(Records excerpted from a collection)
--- START ---
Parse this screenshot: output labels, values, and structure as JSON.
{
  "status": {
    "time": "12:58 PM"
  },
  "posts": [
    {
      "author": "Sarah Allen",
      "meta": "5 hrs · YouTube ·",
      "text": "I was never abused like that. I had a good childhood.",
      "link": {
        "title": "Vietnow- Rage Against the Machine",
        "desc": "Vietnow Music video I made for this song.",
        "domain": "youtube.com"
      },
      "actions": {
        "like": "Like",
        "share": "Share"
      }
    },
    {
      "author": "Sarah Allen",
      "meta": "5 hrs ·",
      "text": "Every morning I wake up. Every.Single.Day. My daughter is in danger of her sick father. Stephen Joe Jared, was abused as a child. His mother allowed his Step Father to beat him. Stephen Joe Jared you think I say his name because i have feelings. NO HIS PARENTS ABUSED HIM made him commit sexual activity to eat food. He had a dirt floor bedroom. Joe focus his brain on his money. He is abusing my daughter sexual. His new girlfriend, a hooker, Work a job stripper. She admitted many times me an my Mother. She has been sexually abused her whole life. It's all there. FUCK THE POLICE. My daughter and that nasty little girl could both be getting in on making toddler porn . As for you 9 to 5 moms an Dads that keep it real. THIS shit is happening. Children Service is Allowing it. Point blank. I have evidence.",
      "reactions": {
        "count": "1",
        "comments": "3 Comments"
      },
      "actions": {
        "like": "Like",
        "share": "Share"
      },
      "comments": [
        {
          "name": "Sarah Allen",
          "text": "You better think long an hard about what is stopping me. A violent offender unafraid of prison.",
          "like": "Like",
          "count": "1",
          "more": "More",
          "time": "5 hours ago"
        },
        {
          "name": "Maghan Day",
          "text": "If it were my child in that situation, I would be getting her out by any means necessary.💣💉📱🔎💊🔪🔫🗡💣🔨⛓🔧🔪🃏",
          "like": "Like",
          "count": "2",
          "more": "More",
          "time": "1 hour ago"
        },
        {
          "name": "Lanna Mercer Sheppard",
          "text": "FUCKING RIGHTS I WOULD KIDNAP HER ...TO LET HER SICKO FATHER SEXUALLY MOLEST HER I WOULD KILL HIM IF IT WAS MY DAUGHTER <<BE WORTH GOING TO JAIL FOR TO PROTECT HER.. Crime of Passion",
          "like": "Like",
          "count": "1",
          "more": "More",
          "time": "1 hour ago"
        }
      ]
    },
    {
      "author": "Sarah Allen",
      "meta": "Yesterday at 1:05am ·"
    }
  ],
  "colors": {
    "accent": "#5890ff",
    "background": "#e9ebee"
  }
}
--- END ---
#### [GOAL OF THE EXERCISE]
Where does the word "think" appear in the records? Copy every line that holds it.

#### [OUTPUT OF THE TASK]
      "text": "Every morning I wake up. Every.Single.Day. My daughter is in danger of her sick father. Stephen Joe Jared, was abused as a child. His mother allowed his Step Father to beat him. Stephen Joe Jared you think I say his name because i have feelings. NO HIS PARENTS ABUSED HIM made him commit sexual activity to eat food. He had a dirt floor bedroom. Joe focus his brain on his money. He is abusing my daughter sexual. His new girlfriend, a hooker, Work a job stripper. She admitted many times me an my Mother. She has been sexually abused her whole life. It's all there. FUCK THE POLICE. My daughter and that nasty little girl could both be getting in on making toddler porn . As for you 9 to 5 moms an Dads that keep it real. THIS shit is happening. Children Service is Allowing it. Point blank. I have evidence.",
          "text": "You better think long an hard about what is stopping me. A violent offender unafraid of prison.",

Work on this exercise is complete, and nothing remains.